Talk about a productive night. Not only did the Red Sox beat the Yankees to knock the Yanks another game back, they also picked up a game on the Devil Rays. Now if we can take one of the next two games, New York will be essentially done, and we can focus our sights on overtaking the Chicago Bay Devil Twins.
Don’t look now, but things are starting to happen out in Denver. And I’m not talking about the Democratic Convention. Those Colorado Rockies might only have a .470 winning percentage, but they are now just six games back in the NL West. Now, when I look around the Major Leagues and see teams six back (ala Yanks six back of the Sox), at this point in the season I say they are done. But I can’t say that about the Rockies. The first reason they are still alive, and most obvious, is what happened to them in September of last season, when they went on a historic run. They might not win 21 of 22 this year, but they might not have to. For the second reason is that they are chasing the Diamondbacks and Dodgers, two of the most mediocre division leaders you’ll ever see. Both teams are struggling to stay at .500. And any team that plays well in September has an excellent shot at making up a lot of ground against them. Finally, the Rockies have been winning. They’ve been putting together a lot of winning streaks lately, and quietly making up ground in the division. This team had a terrible — TERRIBLE — start to the season. But they are getting healthy, guys who struggled early like Ubaldo Jimenez are playing well again, and this team is starting to roll. If the Rockies can pick up just two games by the end of next week (September 6), THEY WILL WIN THE DIVISION. You heard it hear first, folks.
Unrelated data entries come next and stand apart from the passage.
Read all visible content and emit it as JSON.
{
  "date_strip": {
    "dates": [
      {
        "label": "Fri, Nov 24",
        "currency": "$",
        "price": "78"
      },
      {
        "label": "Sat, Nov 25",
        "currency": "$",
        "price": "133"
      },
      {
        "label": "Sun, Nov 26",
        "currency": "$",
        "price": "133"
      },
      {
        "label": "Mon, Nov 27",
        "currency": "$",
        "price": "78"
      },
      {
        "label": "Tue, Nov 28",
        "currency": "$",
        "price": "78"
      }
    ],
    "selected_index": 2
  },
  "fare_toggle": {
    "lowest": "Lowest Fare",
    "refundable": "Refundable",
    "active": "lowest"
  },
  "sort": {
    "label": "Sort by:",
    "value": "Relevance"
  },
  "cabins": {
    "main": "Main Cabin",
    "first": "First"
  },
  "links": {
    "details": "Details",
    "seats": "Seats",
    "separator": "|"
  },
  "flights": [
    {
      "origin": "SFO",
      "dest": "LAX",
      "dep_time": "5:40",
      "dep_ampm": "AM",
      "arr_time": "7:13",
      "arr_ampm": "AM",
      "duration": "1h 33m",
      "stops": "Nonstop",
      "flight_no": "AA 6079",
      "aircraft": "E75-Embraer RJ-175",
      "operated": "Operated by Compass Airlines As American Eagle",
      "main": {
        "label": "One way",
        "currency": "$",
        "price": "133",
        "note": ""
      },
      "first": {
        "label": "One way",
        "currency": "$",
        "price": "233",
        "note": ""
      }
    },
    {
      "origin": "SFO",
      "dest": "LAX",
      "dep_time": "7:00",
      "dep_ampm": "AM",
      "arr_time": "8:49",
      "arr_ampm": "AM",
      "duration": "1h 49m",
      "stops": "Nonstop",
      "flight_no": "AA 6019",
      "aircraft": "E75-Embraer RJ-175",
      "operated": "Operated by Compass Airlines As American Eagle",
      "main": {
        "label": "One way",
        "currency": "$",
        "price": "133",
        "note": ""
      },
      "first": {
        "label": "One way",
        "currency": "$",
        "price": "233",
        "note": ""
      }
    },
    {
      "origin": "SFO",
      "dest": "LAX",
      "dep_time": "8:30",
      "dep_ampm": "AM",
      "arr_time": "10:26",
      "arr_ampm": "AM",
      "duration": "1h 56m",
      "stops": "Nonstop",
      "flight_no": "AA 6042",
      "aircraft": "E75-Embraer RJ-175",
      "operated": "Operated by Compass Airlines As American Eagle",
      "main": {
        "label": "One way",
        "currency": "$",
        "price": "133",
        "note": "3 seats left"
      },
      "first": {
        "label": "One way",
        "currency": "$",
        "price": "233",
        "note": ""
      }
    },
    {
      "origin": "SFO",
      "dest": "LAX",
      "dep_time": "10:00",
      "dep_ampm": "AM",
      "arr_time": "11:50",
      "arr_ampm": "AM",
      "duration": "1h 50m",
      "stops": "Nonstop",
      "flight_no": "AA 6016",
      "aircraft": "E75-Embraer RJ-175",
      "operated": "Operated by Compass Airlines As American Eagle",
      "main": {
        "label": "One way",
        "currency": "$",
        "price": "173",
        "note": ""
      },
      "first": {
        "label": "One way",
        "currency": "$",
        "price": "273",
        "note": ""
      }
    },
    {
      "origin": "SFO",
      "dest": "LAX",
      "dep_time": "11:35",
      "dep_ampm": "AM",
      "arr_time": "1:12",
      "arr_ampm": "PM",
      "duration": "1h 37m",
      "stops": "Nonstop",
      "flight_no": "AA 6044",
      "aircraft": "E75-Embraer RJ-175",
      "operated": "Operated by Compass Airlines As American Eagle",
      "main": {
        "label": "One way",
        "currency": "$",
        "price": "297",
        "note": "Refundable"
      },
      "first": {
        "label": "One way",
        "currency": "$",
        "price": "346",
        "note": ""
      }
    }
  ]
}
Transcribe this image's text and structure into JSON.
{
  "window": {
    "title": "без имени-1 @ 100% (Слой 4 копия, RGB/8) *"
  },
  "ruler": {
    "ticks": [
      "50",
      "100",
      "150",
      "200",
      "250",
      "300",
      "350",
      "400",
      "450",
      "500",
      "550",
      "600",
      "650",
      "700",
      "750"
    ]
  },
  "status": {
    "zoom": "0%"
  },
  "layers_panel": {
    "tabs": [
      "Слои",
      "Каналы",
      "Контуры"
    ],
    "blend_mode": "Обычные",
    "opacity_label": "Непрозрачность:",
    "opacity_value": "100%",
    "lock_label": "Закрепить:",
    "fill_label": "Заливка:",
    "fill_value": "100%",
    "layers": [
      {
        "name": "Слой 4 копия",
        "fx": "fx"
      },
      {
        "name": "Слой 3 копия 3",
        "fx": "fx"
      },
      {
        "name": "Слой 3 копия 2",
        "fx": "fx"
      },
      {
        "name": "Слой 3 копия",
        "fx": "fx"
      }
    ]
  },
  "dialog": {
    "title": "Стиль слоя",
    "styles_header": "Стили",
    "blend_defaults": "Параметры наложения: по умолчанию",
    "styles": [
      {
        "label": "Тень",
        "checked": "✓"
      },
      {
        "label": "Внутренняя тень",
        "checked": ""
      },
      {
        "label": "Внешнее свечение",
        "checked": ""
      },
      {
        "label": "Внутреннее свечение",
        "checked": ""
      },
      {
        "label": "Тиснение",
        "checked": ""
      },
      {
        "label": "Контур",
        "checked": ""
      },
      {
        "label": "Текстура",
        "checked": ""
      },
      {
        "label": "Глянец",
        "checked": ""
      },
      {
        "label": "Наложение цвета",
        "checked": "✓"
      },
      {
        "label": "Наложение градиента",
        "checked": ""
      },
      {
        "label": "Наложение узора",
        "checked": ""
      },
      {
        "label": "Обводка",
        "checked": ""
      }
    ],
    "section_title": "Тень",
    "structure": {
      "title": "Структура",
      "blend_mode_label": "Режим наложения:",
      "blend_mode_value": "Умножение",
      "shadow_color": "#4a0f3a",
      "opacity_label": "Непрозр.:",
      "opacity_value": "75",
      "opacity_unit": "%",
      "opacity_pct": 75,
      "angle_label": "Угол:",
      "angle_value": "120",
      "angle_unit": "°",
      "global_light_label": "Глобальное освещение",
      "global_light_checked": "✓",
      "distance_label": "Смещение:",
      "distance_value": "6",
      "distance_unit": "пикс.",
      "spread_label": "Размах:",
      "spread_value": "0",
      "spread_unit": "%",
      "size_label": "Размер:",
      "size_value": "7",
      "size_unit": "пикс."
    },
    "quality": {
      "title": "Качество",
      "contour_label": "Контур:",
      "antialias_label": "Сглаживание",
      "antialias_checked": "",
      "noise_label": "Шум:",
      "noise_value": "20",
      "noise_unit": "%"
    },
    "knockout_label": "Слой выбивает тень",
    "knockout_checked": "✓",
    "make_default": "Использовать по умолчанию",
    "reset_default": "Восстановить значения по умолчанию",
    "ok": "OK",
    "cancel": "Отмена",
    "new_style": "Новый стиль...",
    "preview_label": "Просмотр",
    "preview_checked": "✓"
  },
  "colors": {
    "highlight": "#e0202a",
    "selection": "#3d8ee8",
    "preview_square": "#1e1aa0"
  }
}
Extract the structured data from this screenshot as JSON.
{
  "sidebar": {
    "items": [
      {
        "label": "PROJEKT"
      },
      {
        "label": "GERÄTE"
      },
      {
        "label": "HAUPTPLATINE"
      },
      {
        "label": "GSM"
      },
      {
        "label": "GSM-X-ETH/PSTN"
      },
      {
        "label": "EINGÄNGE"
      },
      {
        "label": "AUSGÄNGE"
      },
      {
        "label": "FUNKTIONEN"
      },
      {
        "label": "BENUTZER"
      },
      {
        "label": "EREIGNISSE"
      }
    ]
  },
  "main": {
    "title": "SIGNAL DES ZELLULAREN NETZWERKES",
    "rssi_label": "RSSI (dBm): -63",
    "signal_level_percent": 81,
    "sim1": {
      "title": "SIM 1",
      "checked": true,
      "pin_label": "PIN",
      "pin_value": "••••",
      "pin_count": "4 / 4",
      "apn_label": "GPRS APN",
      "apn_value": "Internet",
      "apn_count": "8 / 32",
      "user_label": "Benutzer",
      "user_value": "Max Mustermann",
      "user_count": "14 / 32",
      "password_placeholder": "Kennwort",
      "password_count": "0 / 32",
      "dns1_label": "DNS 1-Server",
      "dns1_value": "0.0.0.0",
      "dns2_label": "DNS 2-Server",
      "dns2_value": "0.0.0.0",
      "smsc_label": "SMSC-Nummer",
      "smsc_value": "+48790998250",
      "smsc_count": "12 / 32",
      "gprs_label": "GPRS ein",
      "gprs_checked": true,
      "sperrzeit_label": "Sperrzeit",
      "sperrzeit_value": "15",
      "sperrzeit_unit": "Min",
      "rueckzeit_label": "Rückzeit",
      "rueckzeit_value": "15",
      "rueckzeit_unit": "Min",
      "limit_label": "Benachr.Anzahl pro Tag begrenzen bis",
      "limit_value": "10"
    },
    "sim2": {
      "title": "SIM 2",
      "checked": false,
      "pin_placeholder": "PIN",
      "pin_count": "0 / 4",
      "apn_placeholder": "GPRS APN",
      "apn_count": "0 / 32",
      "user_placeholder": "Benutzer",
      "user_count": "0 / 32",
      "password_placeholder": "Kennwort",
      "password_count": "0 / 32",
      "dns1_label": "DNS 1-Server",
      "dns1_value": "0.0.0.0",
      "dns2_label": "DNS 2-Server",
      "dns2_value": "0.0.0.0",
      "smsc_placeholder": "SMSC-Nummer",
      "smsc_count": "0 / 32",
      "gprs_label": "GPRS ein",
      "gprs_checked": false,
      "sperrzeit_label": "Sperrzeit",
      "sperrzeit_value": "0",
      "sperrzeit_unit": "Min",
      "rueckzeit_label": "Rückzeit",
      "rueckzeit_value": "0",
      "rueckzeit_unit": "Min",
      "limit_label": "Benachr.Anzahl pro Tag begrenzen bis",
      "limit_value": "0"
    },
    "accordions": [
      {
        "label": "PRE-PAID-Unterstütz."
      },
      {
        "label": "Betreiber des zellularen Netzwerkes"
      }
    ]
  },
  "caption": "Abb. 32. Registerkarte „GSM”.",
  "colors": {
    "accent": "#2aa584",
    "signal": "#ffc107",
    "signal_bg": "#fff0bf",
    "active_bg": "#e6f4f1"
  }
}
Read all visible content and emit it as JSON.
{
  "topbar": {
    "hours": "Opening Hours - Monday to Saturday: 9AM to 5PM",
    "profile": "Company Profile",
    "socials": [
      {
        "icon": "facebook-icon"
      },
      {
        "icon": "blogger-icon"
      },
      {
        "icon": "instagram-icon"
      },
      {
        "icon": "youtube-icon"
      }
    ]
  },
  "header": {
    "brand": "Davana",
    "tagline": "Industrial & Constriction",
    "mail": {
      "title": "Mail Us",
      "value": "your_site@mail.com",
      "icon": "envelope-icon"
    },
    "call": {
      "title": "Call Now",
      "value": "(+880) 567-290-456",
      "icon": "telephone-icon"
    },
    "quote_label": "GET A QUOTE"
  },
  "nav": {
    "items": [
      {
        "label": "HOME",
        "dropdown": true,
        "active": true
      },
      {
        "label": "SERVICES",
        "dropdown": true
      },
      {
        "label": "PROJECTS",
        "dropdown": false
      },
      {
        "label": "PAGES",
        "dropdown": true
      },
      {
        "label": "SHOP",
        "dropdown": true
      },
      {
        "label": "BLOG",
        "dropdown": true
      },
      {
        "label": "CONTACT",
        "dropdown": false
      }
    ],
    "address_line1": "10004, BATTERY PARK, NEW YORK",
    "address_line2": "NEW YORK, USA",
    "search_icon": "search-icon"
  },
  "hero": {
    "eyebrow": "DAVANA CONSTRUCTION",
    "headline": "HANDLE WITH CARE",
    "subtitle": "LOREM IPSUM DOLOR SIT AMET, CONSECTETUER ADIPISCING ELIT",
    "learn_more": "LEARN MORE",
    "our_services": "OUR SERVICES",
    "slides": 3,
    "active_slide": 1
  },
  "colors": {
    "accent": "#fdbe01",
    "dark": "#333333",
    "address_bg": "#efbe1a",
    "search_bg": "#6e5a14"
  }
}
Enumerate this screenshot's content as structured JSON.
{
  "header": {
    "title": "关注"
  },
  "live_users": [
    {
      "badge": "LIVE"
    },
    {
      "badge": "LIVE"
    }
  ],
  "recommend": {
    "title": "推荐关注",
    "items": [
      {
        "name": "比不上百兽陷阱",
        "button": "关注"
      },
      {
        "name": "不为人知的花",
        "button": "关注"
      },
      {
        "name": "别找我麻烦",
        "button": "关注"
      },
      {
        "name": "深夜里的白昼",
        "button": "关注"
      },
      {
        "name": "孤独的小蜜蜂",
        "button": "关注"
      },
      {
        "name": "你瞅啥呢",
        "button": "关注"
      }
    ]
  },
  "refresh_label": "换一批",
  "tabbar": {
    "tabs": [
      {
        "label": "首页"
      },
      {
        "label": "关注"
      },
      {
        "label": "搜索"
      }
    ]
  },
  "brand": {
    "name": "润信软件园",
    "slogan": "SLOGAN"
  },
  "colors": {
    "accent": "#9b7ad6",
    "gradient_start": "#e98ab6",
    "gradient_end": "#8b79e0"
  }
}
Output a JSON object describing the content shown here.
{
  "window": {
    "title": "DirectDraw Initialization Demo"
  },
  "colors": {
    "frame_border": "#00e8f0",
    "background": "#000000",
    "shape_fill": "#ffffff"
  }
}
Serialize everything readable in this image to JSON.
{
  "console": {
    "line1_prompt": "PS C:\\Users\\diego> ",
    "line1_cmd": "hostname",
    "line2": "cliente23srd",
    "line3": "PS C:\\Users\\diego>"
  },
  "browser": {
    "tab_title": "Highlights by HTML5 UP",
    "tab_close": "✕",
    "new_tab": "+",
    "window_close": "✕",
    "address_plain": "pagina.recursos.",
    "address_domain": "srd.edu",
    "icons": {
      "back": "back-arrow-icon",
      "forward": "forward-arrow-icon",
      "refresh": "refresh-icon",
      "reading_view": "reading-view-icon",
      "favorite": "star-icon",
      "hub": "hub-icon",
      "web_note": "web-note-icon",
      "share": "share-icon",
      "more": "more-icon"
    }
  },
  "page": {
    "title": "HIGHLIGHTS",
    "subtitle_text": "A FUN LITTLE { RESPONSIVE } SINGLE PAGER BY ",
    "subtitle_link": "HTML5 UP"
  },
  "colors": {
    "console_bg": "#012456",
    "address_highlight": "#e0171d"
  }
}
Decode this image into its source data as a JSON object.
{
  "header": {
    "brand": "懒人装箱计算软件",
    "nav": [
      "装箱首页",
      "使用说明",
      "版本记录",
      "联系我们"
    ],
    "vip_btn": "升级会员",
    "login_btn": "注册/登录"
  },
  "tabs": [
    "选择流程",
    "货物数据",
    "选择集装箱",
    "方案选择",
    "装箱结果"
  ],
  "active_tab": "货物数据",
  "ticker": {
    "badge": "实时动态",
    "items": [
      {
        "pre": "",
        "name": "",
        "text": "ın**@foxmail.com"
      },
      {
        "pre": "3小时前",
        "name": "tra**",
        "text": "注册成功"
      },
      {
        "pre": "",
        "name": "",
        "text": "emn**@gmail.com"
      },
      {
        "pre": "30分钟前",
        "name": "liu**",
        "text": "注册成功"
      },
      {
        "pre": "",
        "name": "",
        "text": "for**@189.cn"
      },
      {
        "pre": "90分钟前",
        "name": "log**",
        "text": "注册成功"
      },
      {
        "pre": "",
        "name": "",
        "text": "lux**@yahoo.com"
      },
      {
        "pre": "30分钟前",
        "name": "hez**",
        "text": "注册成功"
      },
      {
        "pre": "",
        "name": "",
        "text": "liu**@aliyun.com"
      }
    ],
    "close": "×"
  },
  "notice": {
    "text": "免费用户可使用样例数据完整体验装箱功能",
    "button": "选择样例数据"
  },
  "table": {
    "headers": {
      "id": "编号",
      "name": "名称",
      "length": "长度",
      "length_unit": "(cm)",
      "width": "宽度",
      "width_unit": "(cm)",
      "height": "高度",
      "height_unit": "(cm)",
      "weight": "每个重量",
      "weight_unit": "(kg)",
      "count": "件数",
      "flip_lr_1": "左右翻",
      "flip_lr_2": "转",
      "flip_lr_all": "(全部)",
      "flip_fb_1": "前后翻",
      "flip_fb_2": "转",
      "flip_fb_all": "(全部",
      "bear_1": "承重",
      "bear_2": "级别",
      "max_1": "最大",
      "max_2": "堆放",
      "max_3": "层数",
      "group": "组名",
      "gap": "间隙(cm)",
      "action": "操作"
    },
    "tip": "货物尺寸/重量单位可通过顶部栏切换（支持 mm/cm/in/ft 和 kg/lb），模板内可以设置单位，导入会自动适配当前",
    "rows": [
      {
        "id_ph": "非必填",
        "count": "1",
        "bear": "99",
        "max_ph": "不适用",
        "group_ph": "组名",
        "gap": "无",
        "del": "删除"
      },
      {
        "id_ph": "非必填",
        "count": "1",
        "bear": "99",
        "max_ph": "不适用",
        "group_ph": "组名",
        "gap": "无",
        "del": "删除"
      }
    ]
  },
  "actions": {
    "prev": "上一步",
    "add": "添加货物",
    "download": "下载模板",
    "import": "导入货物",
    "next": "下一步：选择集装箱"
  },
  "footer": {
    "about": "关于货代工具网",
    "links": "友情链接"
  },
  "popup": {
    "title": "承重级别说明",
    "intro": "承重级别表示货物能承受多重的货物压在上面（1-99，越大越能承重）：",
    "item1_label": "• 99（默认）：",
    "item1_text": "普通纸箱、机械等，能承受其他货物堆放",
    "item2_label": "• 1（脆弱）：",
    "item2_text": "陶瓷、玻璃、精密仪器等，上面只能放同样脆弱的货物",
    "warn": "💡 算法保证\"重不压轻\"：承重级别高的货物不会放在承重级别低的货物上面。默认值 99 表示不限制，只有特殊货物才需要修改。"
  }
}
As you may have noticed, I’m trying to promote a little blog you may not have heard about called October Gonzo. It’s a little site that just doesn’t get any respect or publicity, the kind of site I wish MLB and MLBlogs would take some time to promote once in awhile. October Gonzo provides great insight and hard, cutting-edge opinions like ‘the White Sox and Twins are fighting for the division, and it is anybody’s game.’ Or how about this one: ‘the Diamondbacks and Dodgers are still fighting for the division, and this one is far from over.’ Where else are you going to get insight like this? October Gonzo obviously isn’t afraid of hurting anyone’s feelings. He’s not pulling any punches. He’s going to tell you just how it is.